John Honeywell, AKA Captain Greybeard, shares his reviews of the three luxury cruise holidays he enjoyed this summer.
Luxury cruising comes in all shapes and sizes – there’s no such thing as a one-size-fits-all policy. This summer, I have enjoyed three cruises on very different ships, each of them comfortably worth the luxury tag, but poles apart in size and style.
Regent Seven Seas Explorer
Regent Seven Seas Explorer boldly announces itself as the most luxurious ship ever built, daring anyone to challenge the assertion.
It’s not far off, though, especially for the few – very few – passengers who could afford the $10,000 a day needed to stay in its 4,500-square foot Regent Suite. Occupants have a better view from their panoramic windows than the captain has from the bridge two decks below, and they are provided with a limo and driver in each port of call. The accommodation boasts – and I really mean boasts – its own personal spa with unlimited treatments provided by the Canyon Ranch staff. There’s a $250,000 Steinway grand piano, and the king-sized bed cost more than $100,000.
My Concierge Suite was nowhere near as roomy, but I liked the fact the bed faced the window, beyond which was a spacious balcony. Food in all the ship’s restaurants was excellent, and I feel slightly guilty that my favourite thing was the handcrafted beef burger topped with lobster and sweetcorn aioli – I ate three during my five days on board.
Queen Mary 2
By comparison, the beef burgers on Cunard’s flagship, Queen Mary 2 – which was my home for an eight-day crossing of the Atlantic from Southampton to New York – were a slight let-down. But that was the only disappointment. The newly-remastered ship – beneficiary of a £90-million dry-dock refurbishment this spring – has been given a new lease of life.
It has said goodbye to the over-sauced Todd English restaurant and the unloved Winter Garden. They have been transformed into the fresh, modern Verandah, and the comfortably-welcoming Carinthia Lounge. New balcony cabins have been added to the ship’s top deck, and even the pets who travel have been given better facilities – more kennels, plus a Liverpool lamppost and a New York fire hydrant for their convenience.
Queen Mary 2 offers luxury in the grandest manner – high tea in the Queens Room, enrichment talks in the planetarium, and an ever-changing repertoire of entertainment in the plush Royal Court Theatre.
My third luxury experience this summer was nowhere near as big and it had nothing as lavish as the QM2’s facilities. Crystal Esprit carries just 62 passengers – against 750 on Explorer and 2,695 on QM2. The guests are outnumbered by the crew of 91. The week spent exploring the Adriatic coast from Dubrovnik to Venice was almost like taking a holiday on my own private yacht.
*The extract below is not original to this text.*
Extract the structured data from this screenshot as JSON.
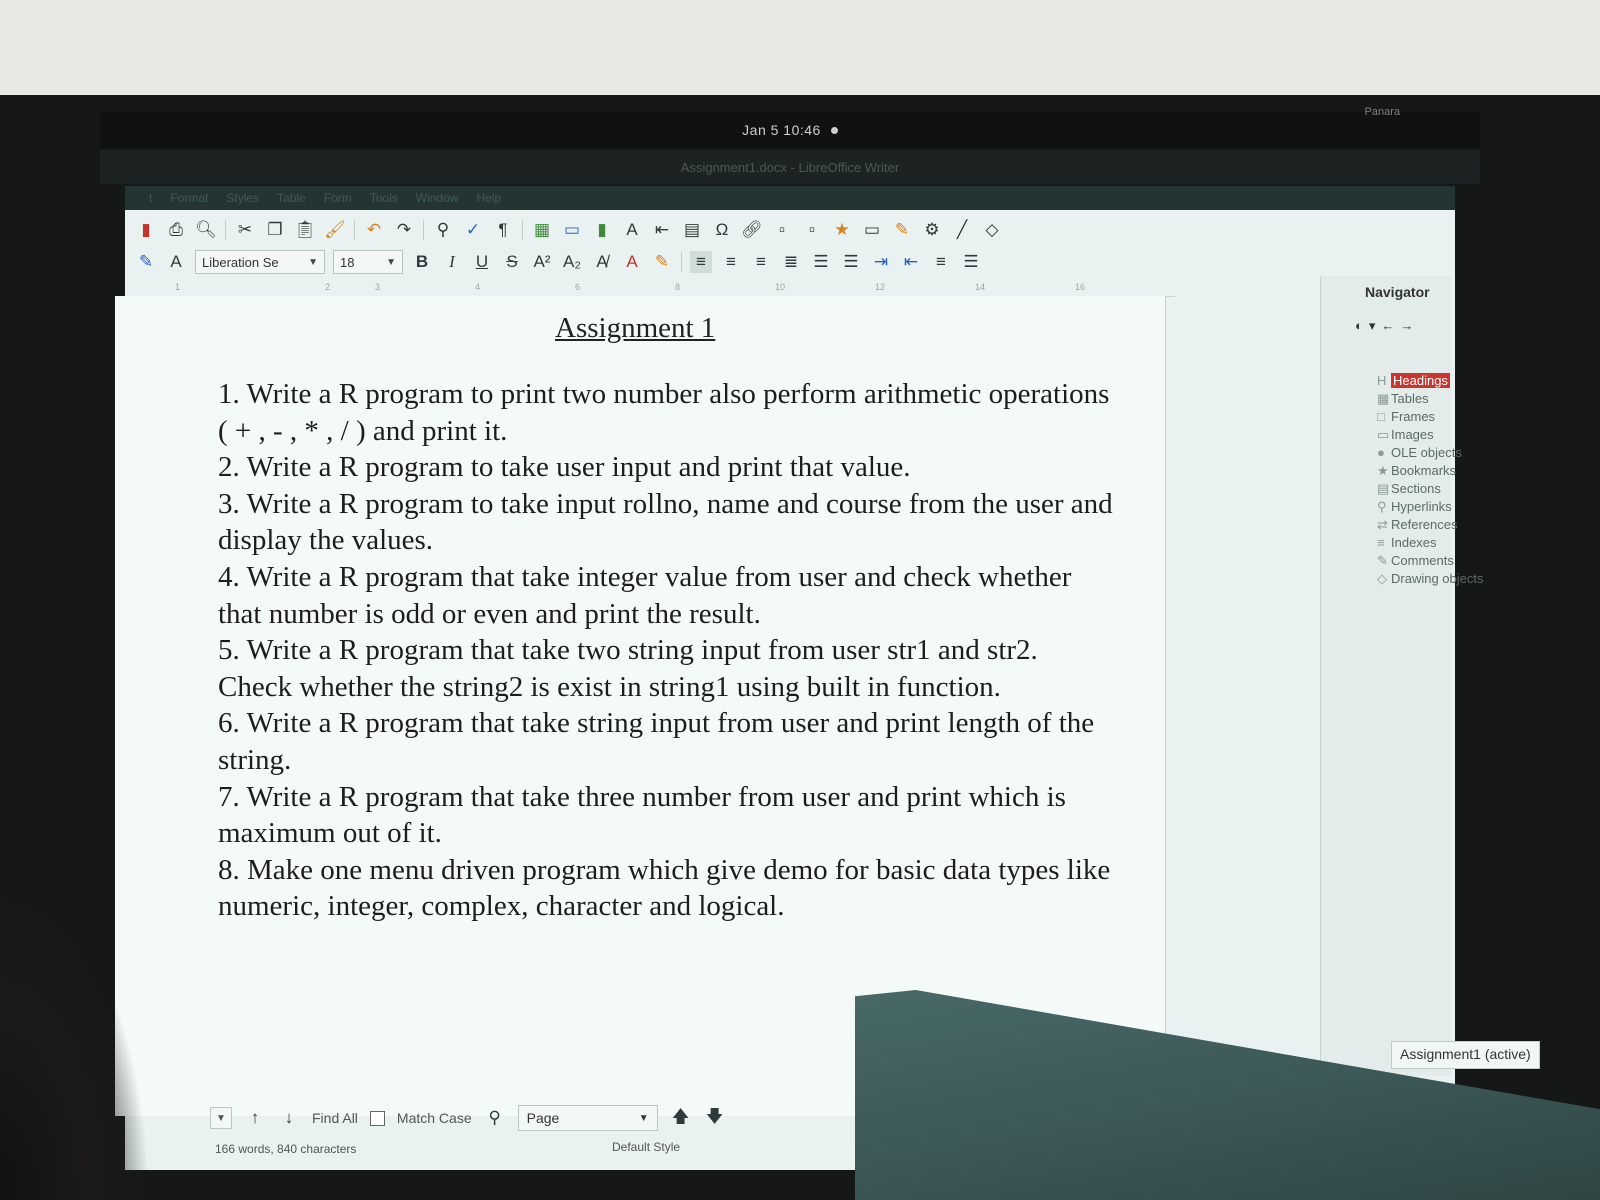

Excursions in each port, from Kotor in Montenegro to Split, Zadar, and finally the Slovenian town of Piran, were included in the fare, as were the drinks.
Instead of lavish theatre productions, there was one man and a piano, keeping his small audience happy by playing their favourite tunes.
A water sports platform at the stern was lowered when the ship was at anchor; guests went swimming and kayaking, and I had my first ever chance to take command of a jet-ski. Sadly, I didn’t get a chance to descend beneath the waves in Esprit’s 3-man submarine because the weather turned against us. There were no disappointments when it came to the food, especially dinners. There was limited choice, but the creations of Birmingham-born chef Adam Jenkins and his small team – all on show every night in the open galley – were, without exception, absolutely sublime.
Sommelier Sean, from South Africa, always came up with just the right bottle to accompany the dishes, and he would be on hand with a glass of dessert wine or, if I was having cheese, a glass of port. Our butler was equally attentive, bringing my wife a pot of tea so she could have a lie-in while I went for breakfast to set me up for the day ahead – which usually involved a morning ashore and an afternoon lazing by the pool.
So I’ve enjoyed three different types of luxury – some more than others. It could be the same for you – all you have to do is choose the style that suits you best, and then dig into your savings.